It was just announced that Yevgeny will be a nominee for the Tennis Hall of Fame, which just beat me to the punch, as he was next up in my Future Hall of Fame list. I can say that I did get it right with my previous post, as Guga Kuerten also was announced as a nominee, so we’re on a roll (sorta).
A Russian Superstar
Russian tennis had never really had a superstar until Kafelnikov arrived. There had been the Andrei(s) Cherkasov and Cheskonov, who did a good job carrying Russian tennis for a while with moderate success, but what Yevgeny achieved was on another level. In 1996 he did what no one else has since achieved and that was winning the singles and doubles titles at the French Open. 1999 however was his career year, winning in Australia and becoming World number 1 briefly.
He helped Russia win the Davis Cup in 2002 and crowned it all off with winning the 2000 Olympic Gold medal. After winning his fifth straight titles at the Kremlin Cup in Moscow, he donated his first prize of $137,000 to families of victims in a 2001 Russian plane crash in Black Sea, near his hometown of Sochi.
A Doubles Champ Too
An overlooked fact with Kafelnikov is what a successful doubles player he was. He won 4 Grand Slams, the French in 1996, 1997 and 2002 and US Open in 1997 with 2 Wimbledon semi-final runs. A total of 27 doubles titles and a ranking high of 4 in 1998, Yevgeny sure didn’t mind the workload nor money. What’s just as remarkable is that he had many doubles partners, with Daniel Vacek his most consistent.
Yevgeny’s relentless schedule set the example for the likes of Davydenko and has drawn criticism from other players as a soldier of fortune, particularly Agassi in his day. Either way, it’s a job and he gave more respect to doubles that perhaps some of the top players do today?
Life Off Court
As much as he could seem dull on court, our Yevgeny certainly made up for it in retirement. These days if he’s not found on the Poker table (he cashed three times at the 2005 World Series of Poker) he’s on the golf course and quite the golfer he is, recently winning the Russian National Championship. Either that says Russia is rubbish at golf, or the man can play. So much so, he wants to play Golf in the 2016 Olympics and be the first to play both sports there.
He also briefly coached his heir apparent Marat Safin, continues to do some TV commentating on Russian TV and plays on the Champions Tour.

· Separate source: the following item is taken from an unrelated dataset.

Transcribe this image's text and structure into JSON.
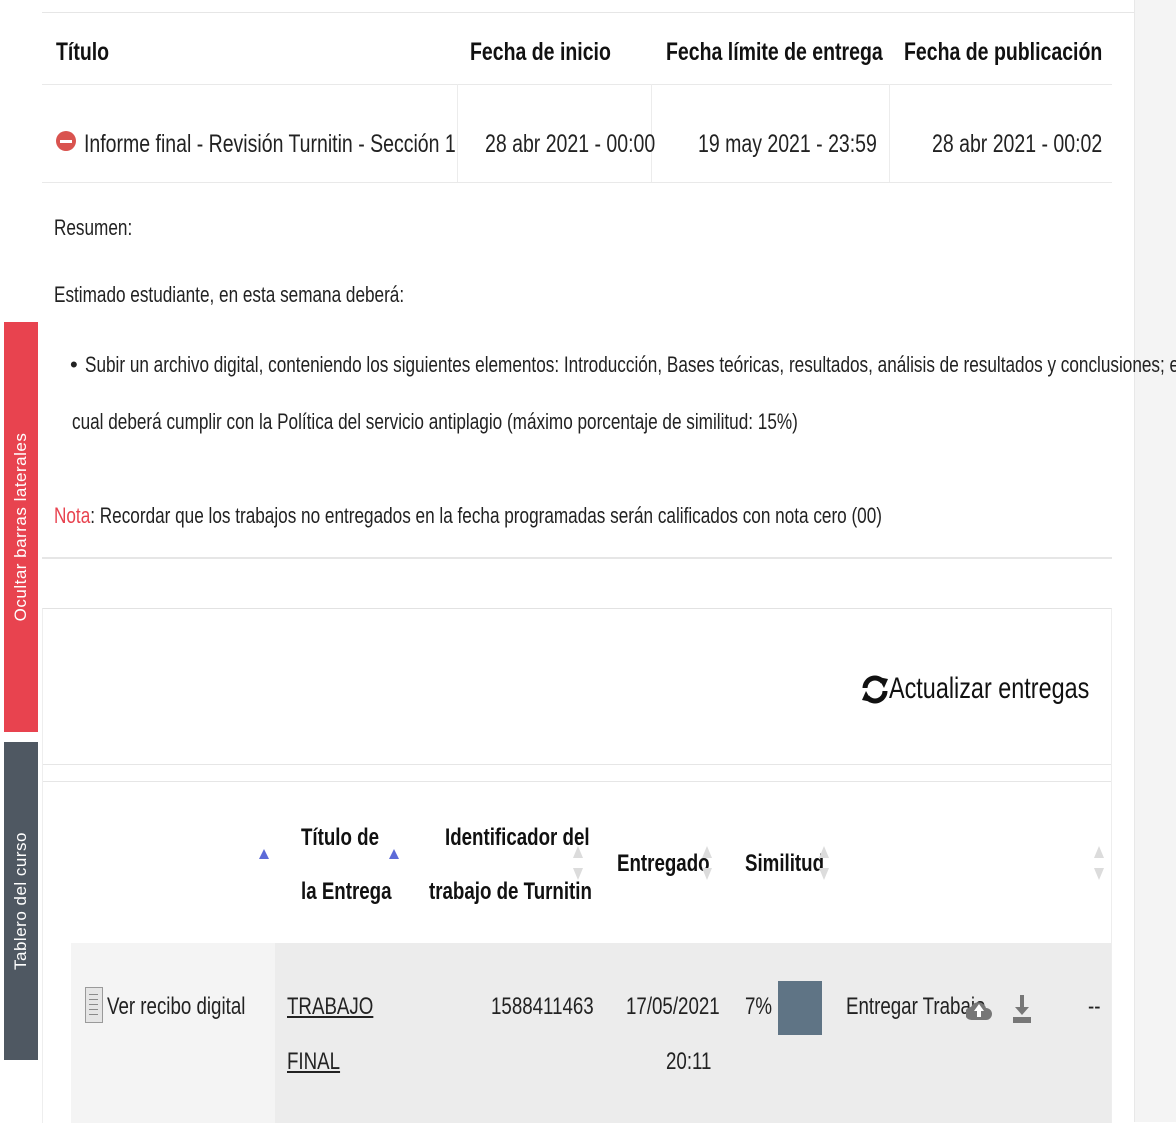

“My feelings are Yevgeny Kafelnikov should take his prize money when he is done here and go and buy some perspective.” – Andre Agassi
“I’d accomplished everything I had set out to do — winning the French and Australian Opens, the Olympic gold medal and the Davis Cup. So I said to myself: ‘Why don’t you try another year and see if you can enjoy your tennis like you did once?’ And I’ve been doing it.” – Yevgeny Kafelnikov
Highest Ranking: 1 (1999)
Career Titles: 26
Grand Slam Wins: 2 -French Open 1996; Australian Open 1999
Masters 1000 Wins: 0
Win/Loss Record: 609/306
Career Prize Money: $23,833,797
Records: Won a record consecutive 5 Kremlin Cups
Watch: vs. Agassi Australian Open 2000
Watch: French Open 1996 vs. Stich
Watch: vs. Federer at Wimbledon 2000
Filed under: Future Hall of Famers Tagged: | andre agassi, Andrei Cherkasov, Andrei Chesnokov, Australian Open, Daniel Vacek, davis cup, Davydenko, French Open, Gold medal, Guga Kuerten, Marat Safin, Olympic, Russia, Yevgeny Kafelnikov